Much of the contents of the MacNeil Management Consultants report had been shared with councillors over the course of several in camera meetings since last July, Clarke said Thursday.
The rest of it wasn’t released publicly or to councillors because it was irrelevant or conjecture and was not helpful in the municipality’s efforts to develop the port, he said.
Moore or less
Whalley testified that Mike Moore was also hired (I believe through BCB) in 2013.
Searching for Moore’s tracks through the port development process is not for the faint of heart, but I put on my best Elmer Fudd hat and picked up his trail:
I first found him being paid $54,748 by the CBRM between April and November 2014 for “consulting services” on port development. (See the port development update –- page 17 — presented to council at the infamous 19 December 2014 meeting during which the sale of Archibald’s Wharf was approved).
He then turned up in the minutes from the 23 June 2015 meeting of the Port of Sydney Development Corporation (PSDC) board being seconded to the PSDC from June to September 2015 to oversee business development.
This means he would have been directly involved in port development at the time of the McKeil deal.
So it’s perhaps no surprise that he next turns up as regional manager of commercial interests for Heddle Marine Service’s East Division in Sydney, which is leasing part of the “McKeil” docks in Sydport and of which McKeil CEO Blair McKeil is a director.
Now THAT’S what I call economic development.
Can you keep a secret?
And finally, about those “in camera meetings.”
All of this was going down during something I once dubbed the CBRM Council’s First Annual Festival of Secrecy.

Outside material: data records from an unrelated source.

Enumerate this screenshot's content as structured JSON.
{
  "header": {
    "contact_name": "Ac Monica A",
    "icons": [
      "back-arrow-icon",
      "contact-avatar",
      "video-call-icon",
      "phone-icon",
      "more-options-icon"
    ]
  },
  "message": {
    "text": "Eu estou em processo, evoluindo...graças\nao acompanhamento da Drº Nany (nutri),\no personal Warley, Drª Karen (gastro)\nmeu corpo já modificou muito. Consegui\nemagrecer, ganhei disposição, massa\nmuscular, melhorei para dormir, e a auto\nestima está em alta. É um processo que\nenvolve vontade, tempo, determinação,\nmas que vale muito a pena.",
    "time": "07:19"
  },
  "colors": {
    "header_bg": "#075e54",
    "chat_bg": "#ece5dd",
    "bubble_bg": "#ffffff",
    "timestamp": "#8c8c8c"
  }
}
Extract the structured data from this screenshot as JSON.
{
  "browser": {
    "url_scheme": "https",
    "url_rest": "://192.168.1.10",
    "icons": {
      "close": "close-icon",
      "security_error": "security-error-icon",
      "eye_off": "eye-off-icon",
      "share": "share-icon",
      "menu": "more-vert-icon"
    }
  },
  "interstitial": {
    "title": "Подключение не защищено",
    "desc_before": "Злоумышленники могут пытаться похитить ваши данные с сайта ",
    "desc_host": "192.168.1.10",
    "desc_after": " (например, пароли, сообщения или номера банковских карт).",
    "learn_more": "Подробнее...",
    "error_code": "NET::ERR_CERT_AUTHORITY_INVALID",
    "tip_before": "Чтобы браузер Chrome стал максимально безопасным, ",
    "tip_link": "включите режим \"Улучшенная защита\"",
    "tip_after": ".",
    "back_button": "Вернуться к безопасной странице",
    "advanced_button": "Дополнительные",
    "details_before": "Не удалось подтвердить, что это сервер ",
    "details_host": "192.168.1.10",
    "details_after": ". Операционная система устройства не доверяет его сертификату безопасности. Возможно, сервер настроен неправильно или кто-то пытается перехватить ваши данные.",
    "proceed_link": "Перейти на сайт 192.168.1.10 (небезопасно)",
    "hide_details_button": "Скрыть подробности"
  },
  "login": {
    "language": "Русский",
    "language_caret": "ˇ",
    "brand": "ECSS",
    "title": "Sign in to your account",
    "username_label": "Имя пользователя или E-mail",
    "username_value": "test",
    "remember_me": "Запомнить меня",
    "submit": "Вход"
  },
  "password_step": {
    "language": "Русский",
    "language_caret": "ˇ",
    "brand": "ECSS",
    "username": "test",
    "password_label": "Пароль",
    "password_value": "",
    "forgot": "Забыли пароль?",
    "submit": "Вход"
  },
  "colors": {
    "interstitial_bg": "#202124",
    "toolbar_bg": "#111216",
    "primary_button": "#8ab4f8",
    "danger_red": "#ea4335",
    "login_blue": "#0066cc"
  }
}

Because between January 2014 and October 2015, Mayor Clarke presided over 31 in camera council meetings (and as Tom Ayers reported at the time, many of these were not even announced to the public, in contravention of the Municipal Government Act):
What a year.
I’m going to adjourn for now. We’ll pick up Whalley’s testimony in Part IV.
The Cape Breton Spectator is entirely reader supported. Please consider subscribing today!